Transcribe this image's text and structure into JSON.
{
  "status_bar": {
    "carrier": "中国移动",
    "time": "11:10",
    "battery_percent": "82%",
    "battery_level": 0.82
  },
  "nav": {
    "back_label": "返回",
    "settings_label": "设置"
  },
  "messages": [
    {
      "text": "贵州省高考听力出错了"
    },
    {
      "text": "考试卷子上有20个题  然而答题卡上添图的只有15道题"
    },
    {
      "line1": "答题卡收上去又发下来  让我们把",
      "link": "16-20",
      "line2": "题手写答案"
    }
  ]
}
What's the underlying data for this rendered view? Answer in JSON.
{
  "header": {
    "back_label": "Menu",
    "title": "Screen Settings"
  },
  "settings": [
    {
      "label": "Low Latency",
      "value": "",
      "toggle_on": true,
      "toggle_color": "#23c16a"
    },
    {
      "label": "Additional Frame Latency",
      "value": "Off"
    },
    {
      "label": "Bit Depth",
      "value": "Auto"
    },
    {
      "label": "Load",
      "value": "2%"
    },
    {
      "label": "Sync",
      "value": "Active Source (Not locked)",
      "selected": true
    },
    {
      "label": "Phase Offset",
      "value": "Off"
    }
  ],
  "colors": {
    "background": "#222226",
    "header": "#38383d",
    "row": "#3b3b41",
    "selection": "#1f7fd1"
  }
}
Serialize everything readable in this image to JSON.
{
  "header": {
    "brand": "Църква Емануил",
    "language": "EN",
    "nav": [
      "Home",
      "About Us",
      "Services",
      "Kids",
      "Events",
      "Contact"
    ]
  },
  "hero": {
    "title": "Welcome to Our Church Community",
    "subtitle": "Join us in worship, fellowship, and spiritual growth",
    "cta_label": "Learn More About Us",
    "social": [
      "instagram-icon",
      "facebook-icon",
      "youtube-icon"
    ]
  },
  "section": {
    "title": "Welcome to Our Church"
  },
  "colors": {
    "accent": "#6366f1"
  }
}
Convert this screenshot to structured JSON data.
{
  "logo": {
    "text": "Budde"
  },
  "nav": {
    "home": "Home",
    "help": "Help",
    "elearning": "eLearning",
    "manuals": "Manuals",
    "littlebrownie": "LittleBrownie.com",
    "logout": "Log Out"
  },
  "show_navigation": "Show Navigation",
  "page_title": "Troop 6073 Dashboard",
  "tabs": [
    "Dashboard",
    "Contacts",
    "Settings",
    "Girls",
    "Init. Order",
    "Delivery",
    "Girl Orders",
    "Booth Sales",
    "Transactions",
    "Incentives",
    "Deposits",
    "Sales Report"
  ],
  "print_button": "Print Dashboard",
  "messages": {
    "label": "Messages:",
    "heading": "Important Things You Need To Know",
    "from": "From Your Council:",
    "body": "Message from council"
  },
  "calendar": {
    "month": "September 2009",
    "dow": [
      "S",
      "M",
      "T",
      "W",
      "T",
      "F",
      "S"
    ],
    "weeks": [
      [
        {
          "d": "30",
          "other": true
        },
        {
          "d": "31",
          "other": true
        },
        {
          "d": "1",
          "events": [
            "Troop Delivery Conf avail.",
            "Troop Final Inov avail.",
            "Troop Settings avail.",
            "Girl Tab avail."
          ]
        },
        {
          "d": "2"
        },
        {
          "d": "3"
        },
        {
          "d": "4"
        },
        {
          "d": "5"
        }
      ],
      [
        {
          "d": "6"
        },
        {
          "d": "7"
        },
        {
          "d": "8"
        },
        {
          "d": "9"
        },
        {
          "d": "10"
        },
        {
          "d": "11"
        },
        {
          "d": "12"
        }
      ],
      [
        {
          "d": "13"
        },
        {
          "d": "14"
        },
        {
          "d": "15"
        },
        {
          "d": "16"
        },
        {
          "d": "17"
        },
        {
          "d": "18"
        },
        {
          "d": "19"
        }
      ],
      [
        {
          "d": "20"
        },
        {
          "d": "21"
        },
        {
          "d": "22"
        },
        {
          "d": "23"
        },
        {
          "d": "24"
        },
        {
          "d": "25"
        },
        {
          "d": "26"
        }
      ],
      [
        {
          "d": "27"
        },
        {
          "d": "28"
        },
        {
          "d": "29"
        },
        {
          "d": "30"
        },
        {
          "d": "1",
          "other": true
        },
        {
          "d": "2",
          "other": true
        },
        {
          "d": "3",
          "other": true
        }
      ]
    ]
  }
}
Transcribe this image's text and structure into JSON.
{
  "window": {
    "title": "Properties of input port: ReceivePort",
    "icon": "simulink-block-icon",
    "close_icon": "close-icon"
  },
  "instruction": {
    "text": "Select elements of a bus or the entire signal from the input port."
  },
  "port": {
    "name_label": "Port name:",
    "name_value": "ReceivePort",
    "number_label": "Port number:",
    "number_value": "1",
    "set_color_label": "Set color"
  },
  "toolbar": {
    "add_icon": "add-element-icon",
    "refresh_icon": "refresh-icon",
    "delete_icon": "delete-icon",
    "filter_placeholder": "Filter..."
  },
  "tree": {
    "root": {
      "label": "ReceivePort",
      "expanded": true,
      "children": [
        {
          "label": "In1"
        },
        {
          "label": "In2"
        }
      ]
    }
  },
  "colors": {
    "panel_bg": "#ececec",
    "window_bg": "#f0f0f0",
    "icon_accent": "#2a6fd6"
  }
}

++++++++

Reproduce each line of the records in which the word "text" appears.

Transcribe this image's text and structure into JSON.
      "text": "贵州省高考听力出错了"
      "text": "考试卷子上有20个题  然而答题卡上添图的只有15道题"
    "text": "Budde"
Transcribe this image's text and structure into JSON.
    "text": "Select elements of a bus or the entire signal from the input port."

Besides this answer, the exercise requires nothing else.